Do you remember when you were young and desired a glass of water? You would go to your mother and ask her, “Please may I have a drink of water?” While the water was still in her hand she would ask, “What do you say?” and if you didn’t reply “Thank you,” you didn’t receive the water until you responded correctly. It was even a struggle back then to be thankful.
Since it is Thanksgiving week, and I am pondering thankfulness, I thought I would share some of my thoughts. Unfortunately, the majority of Americans will celebrate Thanksgiving with a fast “thank you” in prayer, and then overstuff ourselves with food the rest of the day as we go shop or watch the game.
My heart is not to discount anyone’s tradition, that’s not the point of this blog. The point is thankfulness. I don’t know if you struggle with thankfulness as I do, or if it comes easy for you. Wherever you find yourself on this issue, I hope to have you ponder on a few things.
At times, I may not be as thankful as I should and shame on me. You know, in the busyness of life, I think I forget to reflect and think about things that have occurred over the year that were blessings, and even the other things that didn’t seem a blessing at the time, but is now redirected.
For instance, my son has been interviewing for employment, and he thought this particular interview went really well. Yet, he wasn’t offered a job. At first, he was hurt, but then a couple of weeks later he received word that this company is getting ready to lay off people. I choose to think someone is looking out for him. Also, my sister who has been away from the Lord for over 25 years has come back to Him, and He is restoring all her relationships with her family. It is a beautiful miracle.
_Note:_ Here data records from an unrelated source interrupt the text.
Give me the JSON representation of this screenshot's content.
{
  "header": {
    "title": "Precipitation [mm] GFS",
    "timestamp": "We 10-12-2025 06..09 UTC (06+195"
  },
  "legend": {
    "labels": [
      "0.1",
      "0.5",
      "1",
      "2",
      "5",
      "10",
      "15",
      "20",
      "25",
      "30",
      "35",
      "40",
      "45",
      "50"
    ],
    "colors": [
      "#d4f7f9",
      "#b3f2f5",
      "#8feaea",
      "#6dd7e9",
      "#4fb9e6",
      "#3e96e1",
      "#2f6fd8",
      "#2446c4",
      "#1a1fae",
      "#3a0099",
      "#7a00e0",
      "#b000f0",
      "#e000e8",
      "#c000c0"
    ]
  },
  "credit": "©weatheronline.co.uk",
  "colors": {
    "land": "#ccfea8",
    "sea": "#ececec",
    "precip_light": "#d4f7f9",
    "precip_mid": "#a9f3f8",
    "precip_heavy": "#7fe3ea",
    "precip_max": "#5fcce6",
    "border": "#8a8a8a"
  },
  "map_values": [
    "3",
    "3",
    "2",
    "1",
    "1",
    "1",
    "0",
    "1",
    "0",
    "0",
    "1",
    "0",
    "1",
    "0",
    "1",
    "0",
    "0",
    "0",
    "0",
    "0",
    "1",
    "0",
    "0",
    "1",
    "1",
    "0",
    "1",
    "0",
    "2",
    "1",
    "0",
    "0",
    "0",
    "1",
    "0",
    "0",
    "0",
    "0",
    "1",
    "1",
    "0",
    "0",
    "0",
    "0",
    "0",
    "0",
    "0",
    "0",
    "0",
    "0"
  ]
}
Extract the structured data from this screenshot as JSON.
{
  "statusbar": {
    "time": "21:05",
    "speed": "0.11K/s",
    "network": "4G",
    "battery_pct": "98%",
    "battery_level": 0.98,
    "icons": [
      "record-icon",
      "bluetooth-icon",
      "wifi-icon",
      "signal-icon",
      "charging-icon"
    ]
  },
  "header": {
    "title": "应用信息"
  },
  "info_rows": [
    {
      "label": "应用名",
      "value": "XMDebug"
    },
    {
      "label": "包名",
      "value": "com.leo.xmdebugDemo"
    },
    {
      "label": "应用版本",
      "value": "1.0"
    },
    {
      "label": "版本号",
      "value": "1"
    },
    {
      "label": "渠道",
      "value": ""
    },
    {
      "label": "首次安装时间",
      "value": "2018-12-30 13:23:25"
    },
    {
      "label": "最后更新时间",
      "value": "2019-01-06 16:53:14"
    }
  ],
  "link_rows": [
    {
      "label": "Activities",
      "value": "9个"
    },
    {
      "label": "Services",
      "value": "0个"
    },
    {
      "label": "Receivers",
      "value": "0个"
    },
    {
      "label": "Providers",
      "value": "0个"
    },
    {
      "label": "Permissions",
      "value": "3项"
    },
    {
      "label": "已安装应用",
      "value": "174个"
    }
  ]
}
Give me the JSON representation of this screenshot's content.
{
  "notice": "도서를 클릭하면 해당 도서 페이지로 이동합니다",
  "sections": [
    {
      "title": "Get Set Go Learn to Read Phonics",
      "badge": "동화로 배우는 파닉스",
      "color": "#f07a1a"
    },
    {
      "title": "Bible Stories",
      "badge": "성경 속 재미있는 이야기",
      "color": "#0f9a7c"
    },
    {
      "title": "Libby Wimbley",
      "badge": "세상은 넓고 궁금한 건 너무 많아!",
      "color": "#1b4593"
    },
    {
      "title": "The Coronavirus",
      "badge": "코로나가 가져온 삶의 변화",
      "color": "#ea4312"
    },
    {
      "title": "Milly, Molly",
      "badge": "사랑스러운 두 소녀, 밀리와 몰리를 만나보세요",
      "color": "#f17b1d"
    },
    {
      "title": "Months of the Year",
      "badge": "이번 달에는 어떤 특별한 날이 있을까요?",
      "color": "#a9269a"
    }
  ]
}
Another reason I believe I struggle with being thankful is at times my pride will interfere and I get to where I think I deserve something I really don’t, or maybe I become envious of someone or something others have. If I let this feeling fester, it is poisonous to my system, and I become the most ungrateful person. Therefore, any entitlement mentality is not allowed because it leaves me wanting instead of leaving me appreciative. Once I realize what is occurring, I remind myself of my haves and not my have-nots. Therefore, I need to look up and not around. Looking up reveals that I understand who provides for me.
I have noticed in my life that anytime I am not feeling very thankful, I need to do something for others. I will take a meal to someone sick or clean a house for someone who is overwhelmed. These actions always make me grateful for the things in my life and joy fills my heart.
For several months I faithfully would not get out of bed unless I said a few things in which I was thankful. Really, it never took long when I just pondered on the day before and how certain things did or didn’t happened. I could always be thankful for my family, my hubby’s job, and a home to live. Again, it is all perspective. I think I will begin this discipline again.
I think one of the best ways to be thankful is to remember what others do for you. To make sure you tell a table server what a great job they did. I love when we are somewhere, whether Walmart or a drive thru and my husband will always tell someone thanks for the smile. It is amazing how this brightens up their day and makes me more grateful for life.
Another step I must remember to take is to stop complaining. Sometimes, I think I complain because it is a habit. Anyway, I was in a store the other day going down the aisle getting my groceries for the big day, when I ran into a friend. We began discussing our children and some of their expenses. I was more on the complaining side, when she stated that she was thankful that she could afford to pay for these things. She proclaimed “We are so blessed to be able to provide for our children.” Of course, her words convicted me. I knew I needed a heart change. I got in the car and repented for my complaining. I am so blessed.
I think one of the reasons I might not be as grateful as I should be, is that I have so much. I think if most Americans would do a comparison to the rest of the world, we would realize the abundance in which we live. Having said that, I think it is a good exercise to give up something that is adored for a period of time. Yes, set it aside. When I fast from something for a while, it reminds me of how grateful I should be to certain things in my life. It is amazing how fasting brings humility and humility brings thankfulness.
Lastly, I have a good friend who has just adopted a seven year old girl. She adores this child who has been in and out of foster homes. However, she has noticed a proclivity in this precious child. She told me, “______ rarely is grateful for anything we do for her and my other daughter thanks me for everything.” She went on to say, “We must remind her to be thankful.”
I shared with my friend that just as Jesus taught us to pray, he also showed us how to be thankful as well. We as parents must make sure we are teaching our children to be thankful with our words and deeds. You have had years with your daughter pouring into her life to be thankful. Anyway, the best way to teach is to be an example.
There are a few things we can practice to build thankfulness in our lives…
Sit and reflect on how you have been blessed this year.
Go serve someone, humility is where thankfulness begins.
Look up and not around. When we look to God, we have so much in which to give thanks.
Even when you don’t feel thankful, say “Thank You” for three things in your life. We can learn to be thankful.
Give something up you love for a while.
Praise others for their contributions to your life, even a table server.
Entitlement mentality is not allowed.
Break the habit and stop complaining.
I am so thankful that God works on my heart daily. It is amazing how fast I may forget to say two simple words that mean so much…THANK YOU. The best thing about saying thank you is that my action reveals how much I value God and the people around me. This says it all…